You advocate for new ideas about how to liven up the sport, but hate the idea of relievers starting the game as “openers”.
You bemoan the lack of hit-and-runs and complain about the shift while begging teams to do things that help them win games.
You point out that attendance at games is an issue without reviewing television ratings or pointing out that ticket prices have far outpaced the cost of inflation.
You have an alarming grasp of baseball statistics for someone who seems to hate them.
What if the league allowed players to show some emotion on the field instead of telling them to “not show anyone up” when they’ve just blasted a ball 450-feet?
What if the league allowed fans to share content of games with their friends and followers on social media instead of seeking temporary bans and preventing dialogue?
What if members of the national media focused on teams in more than four cities and tried to help grow the game instead of undercutting it?
Just admit it, Bob: You hate today’s baseball. If you don’t want to watch teams do the things that give them the best chance to win, then move on.

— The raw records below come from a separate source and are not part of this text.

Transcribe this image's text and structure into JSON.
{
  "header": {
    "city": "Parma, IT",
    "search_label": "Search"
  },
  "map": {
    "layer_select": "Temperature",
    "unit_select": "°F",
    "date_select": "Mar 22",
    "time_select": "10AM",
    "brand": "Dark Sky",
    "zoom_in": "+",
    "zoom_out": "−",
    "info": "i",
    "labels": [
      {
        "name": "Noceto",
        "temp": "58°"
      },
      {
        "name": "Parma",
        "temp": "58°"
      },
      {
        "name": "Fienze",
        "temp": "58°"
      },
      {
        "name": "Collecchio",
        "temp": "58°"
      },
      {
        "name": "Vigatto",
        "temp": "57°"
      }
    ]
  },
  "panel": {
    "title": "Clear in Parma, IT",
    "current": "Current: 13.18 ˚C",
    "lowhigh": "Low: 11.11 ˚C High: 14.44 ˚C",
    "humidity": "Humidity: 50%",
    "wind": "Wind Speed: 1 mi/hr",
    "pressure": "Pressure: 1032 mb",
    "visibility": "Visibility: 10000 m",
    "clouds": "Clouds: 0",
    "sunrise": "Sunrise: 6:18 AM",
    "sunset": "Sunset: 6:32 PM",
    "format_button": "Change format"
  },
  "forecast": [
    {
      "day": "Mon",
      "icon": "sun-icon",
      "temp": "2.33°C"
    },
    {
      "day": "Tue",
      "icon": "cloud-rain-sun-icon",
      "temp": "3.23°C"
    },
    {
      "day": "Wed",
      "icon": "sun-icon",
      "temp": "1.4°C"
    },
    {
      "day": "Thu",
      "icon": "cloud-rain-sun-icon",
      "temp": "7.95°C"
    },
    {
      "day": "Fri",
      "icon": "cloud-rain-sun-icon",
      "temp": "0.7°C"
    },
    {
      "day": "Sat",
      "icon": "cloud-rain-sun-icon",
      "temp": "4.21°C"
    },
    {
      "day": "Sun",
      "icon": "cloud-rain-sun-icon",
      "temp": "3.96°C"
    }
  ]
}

Ripping the game apart on a national platform because you don’t understand it anymore isn’t acceptable. Change is hard. You’ve seen a lot of it since 1986, but it’s still 90-feet to first base and neither of us can hit a curveball. The game is different, but that’s a direct result of teams understanding it better than we do. You can’t fault them for that. If you have constructive criticism as to how we might alter the game to make it more exciting, then we will listen. Publishing an article that compares hitters to beer-league softball players in a season when there are more home runs than ever just isn’t a compelling or entertaining argument.
Again: who is your favorite player of all-time? To what, exactly, would you like to take the game back? It’s hard to understand your dissatisfaction without understanding what you would prefer the game to be.